Ritchie picked 35th by Atlanta Braves

With the 35th pick in the 2022 Major League Baseball Draft Sunday the Atlanta Braves selected right-handed pitcher JR Ritchie out of Bainbridge High School.

“It’s just the start of a journey,” Ritchie said during an interview with MLB Network. “They are getting the hardest worker in this draft. Nobody is going to outwork me.”

The 6-foot-2, 185-pound pitcher has yet to make an official decision on going pro or pitching at UCLA.

The Bainbridge native is the first baseball player from the island to be drafted in the MLB since Brian Coleman in 1990. In addition, he is the highest draft pick from Kitsap County since North Kitsap’s Aaron Sele went 23rd to the Boston Red Sox in 1991.

Ritchie was in the green room with his family in Los Angeles when he heard his name called by former Atlanta Braves star Fred McGriff. “It’s a pretty surreal experience,” Ritchie said. “I’ve dreamed of playing Major League Baseball since I was a little kid.”

Ritchie added he could not have made it to the MLB without his family and Bainbridge community. “[My dad] has been my guy since Day 1,” Ritchie said. “He’s always traveling with me to baseball tournaments all over the country. He’s always been my biggest believer.”

He added, “[Bainbridge is] a small community, and they have had my back for many years, and I can’t ask for a better community to grow up in.”

Despite saying he is not concerned about money, the 35th pick value is over $2.2 million. If Ritchie does not sign with the Braves by Aug. 1, he will look to attend UCLA.

Ritchie’s final decision will come down to the right fit. “It’s about finding a team that believes in me as much as I believe in myself,” Ritchie said. “I think if I can find that fit with a team and I can be the guy in a couple of years, it would be an opportunity you can’t pass up.”

Before the draft
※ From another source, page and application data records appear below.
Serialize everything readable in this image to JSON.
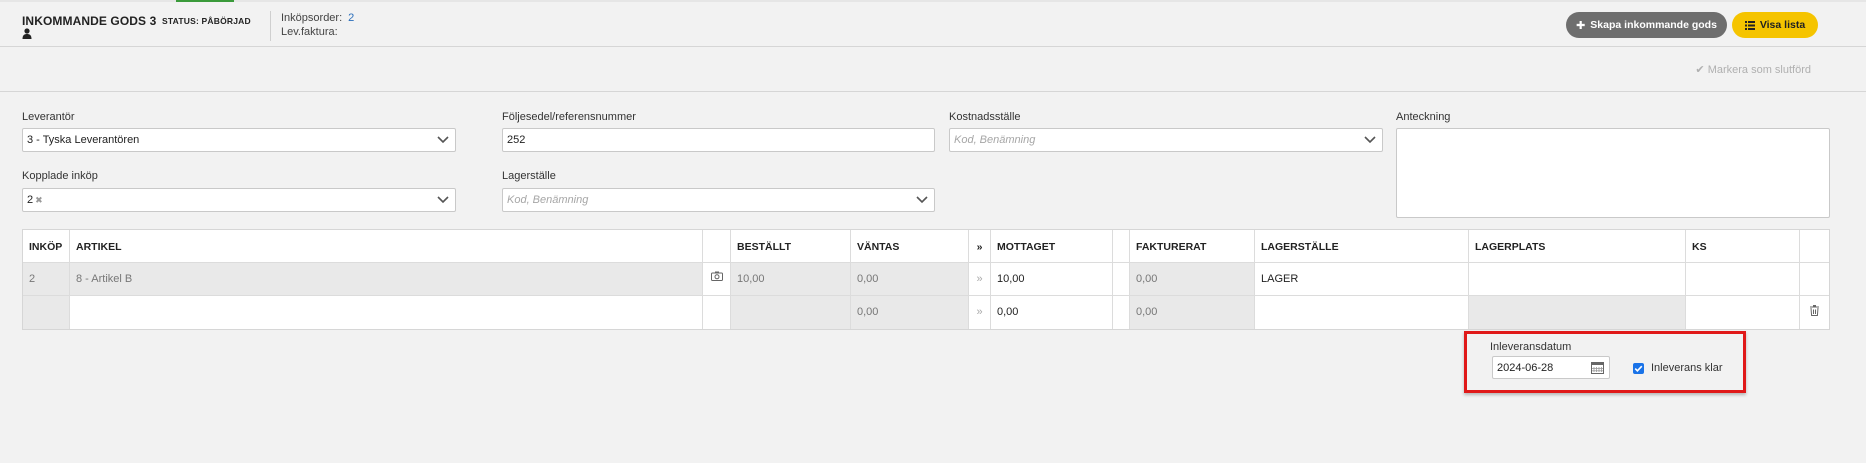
{
  "header": {
    "title": "INKOMMANDE GODS 3",
    "status": "STATUS: PÅBÖRJAD",
    "purchase_order_label": "Inköpsorder:",
    "purchase_order_value": "2",
    "supplier_invoice_label": "Lev.faktura:",
    "create_button": "Skapa inkommande gods",
    "list_button": "Visa lista",
    "mark_done": "Markera som slutförd"
  },
  "form": {
    "supplier": {
      "label": "Leverantör",
      "value": "3 - Tyska Leverantören"
    },
    "reference": {
      "label": "Följesedel/referensnummer",
      "value": "252"
    },
    "cost_center": {
      "label": "Kostnadsställe",
      "placeholder": "Kod, Benämning"
    },
    "note": {
      "label": "Anteckning",
      "value": ""
    },
    "linked_purchases": {
      "label": "Kopplade inköp",
      "tag": "2"
    },
    "warehouse": {
      "label": "Lagerställe",
      "placeholder": "Kod, Benämning"
    }
  },
  "table": {
    "headers": {
      "inkop": "INKÖP",
      "artikel": "ARTIKEL",
      "bestallt": "BESTÄLLT",
      "vantas": "VÄNTAS",
      "arrow": "»",
      "mottaget": "MOTTAGET",
      "fakturerat": "FAKTURERAT",
      "lagerstalle": "LAGERSTÄLLE",
      "lagerplats": "LAGERPLATS",
      "ks": "KS"
    },
    "rows": [
      {
        "inkop": "2",
        "artikel": "8 - Artikel B",
        "bestallt": "10,00",
        "vantas": "0,00",
        "arrow": "»",
        "mottaget": "10,00",
        "fakturerat": "0,00",
        "lagerstalle": "LAGER",
        "lagerplats": "",
        "ks": ""
      },
      {
        "inkop": "",
        "artikel": "",
        "bestallt": "",
        "vantas": "0,00",
        "arrow": "»",
        "mottaget": "0,00",
        "fakturerat": "0,00",
        "lagerstalle": "",
        "lagerplats": "",
        "ks": ""
      }
    ]
  },
  "delivery": {
    "date_label": "Inleveransdatum",
    "date_value": "2024-06-28",
    "done_label": "Inleverans klar",
    "done_checked": true
  },
  "colors": {
    "accent_green": "#3a9a3a",
    "link_blue": "#2a6ebb",
    "button_gray": "#6e6e6e",
    "button_yellow": "#f5c400",
    "highlight_red": "#e01919",
    "checkbox_blue": "#1a73e8"
  },
  "icons": {
    "user": "user-icon",
    "plus": "plus-icon",
    "list": "list-icon",
    "check": "check-icon",
    "chevron": "chevron-down-icon",
    "camera": "camera-icon",
    "trash": "trash-icon",
    "calendar": "calendar-icon"
  }
}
Ritchie was considered one of the top-50 prospects, so he was invited to take part at the draft and MLB All-Star events this week. “I was at a friend’s house, and my dad called me with a lower tone to his voice and told me the MLB called,” Ritchie said before the draft. “I thought I did something wrong but he told me I was invited to go to the draft and be a part of the All-Star festivities.”
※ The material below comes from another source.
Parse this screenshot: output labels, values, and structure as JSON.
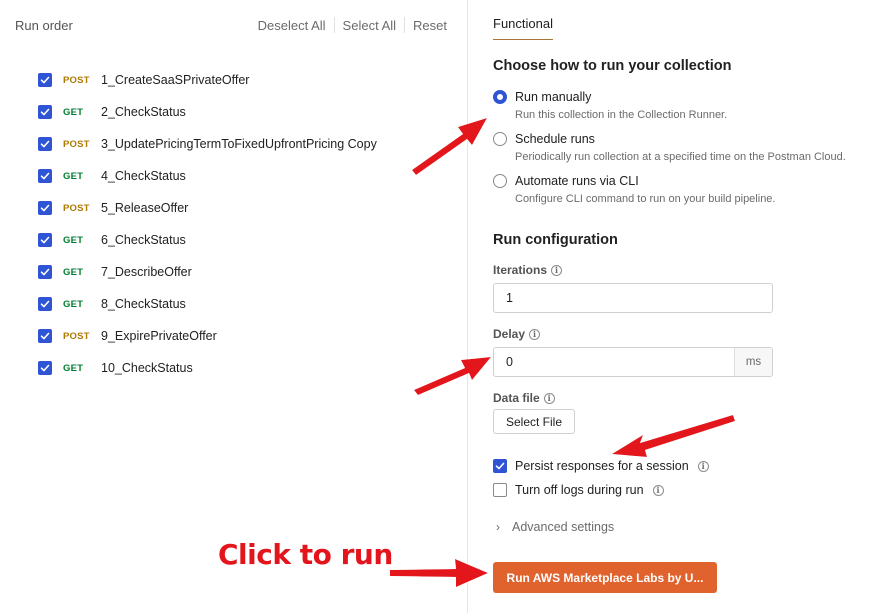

Ritchie was in the green room in Los Angeles on draft night and on the field during the Home Run Derby and All-Star game. “When I found out, I didn’t want to look back and think I wish I did that,” Ritchie said. “It is a no-brainer to go to.”

Day 1 included the first two rounds and supplemental rounds, totaling 80 picks.

Ritchie said before the draft he was still weighing his options.

“At this point, any path that ends up being taken is a good path,” Ritchie said. “I have a lot of good choices in front of me, whether that’s going in the draft and signing with a Major League club or going to UCLA for a couple of years.”

Even if Ritchie passes on the MLB, it will be a significant moment for him and Bainbridge.

“Being from Kitsap County, there is already a slim chance of this whole entire situation happening,” Ritchie said. “If you asked me five years ago that I have an opportunity to go down to the draft, I would’ve said there’s a zero percent chance. I’m just embracing the situation and having fun with it because there are only so many opportunities like this in life.”

Although Kitsap County has seen a handful of baseball players drafted within the first few rounds, none have come from Bainbridge Island. Besides Coleman and Sele, Todd Linden and Drew Vettleson came from Central Kitsap, and Willie Bloomquist from South Kitsap.

Therefore, Ritchie made history for BI.

“It would be really special, especially on Bainbridge Island. To have an influence and impact in a positive way is one of the biggest things for me. There are not a whole lot of people from around here that have been drafted in the first and second round so it would be really special to me to give the community something to be proud about,” he said days before the draft.

Ritchie has been trying to keep cool about it. In these last few weeks since graduating from BHS, he has been hanging out with friends, including a camping trip. However, within a few days, the small-town boy will be in the national limelight.

“In my mind, I’m still some high school kid,” Ritchie said. “When you think of athletes from Bainbridge Island, you think of Emily Silver and Steven Gray. Some people are bringing my name up and it’s surreal to even be in that conversation about it. It’s crazy how everyone has been so supportive. Everyone in this community has my back.”

JR Ritchie, playing shortstop, holds on a runner during a game this year. Ritchie made Bainbridge Island history Sunday by being drafted 35th overall by the Atlanta Braves in the Major League Baseball draft. Steve Powell/File Photo

JR Ritchie, playing shortstop, holds on a runner during a game this year. Ritchie made Bainbridge Island history Sunday by being drafted 35th overall by the Atlanta Braves in the Major League Baseball draft. Steve Powell/File Photo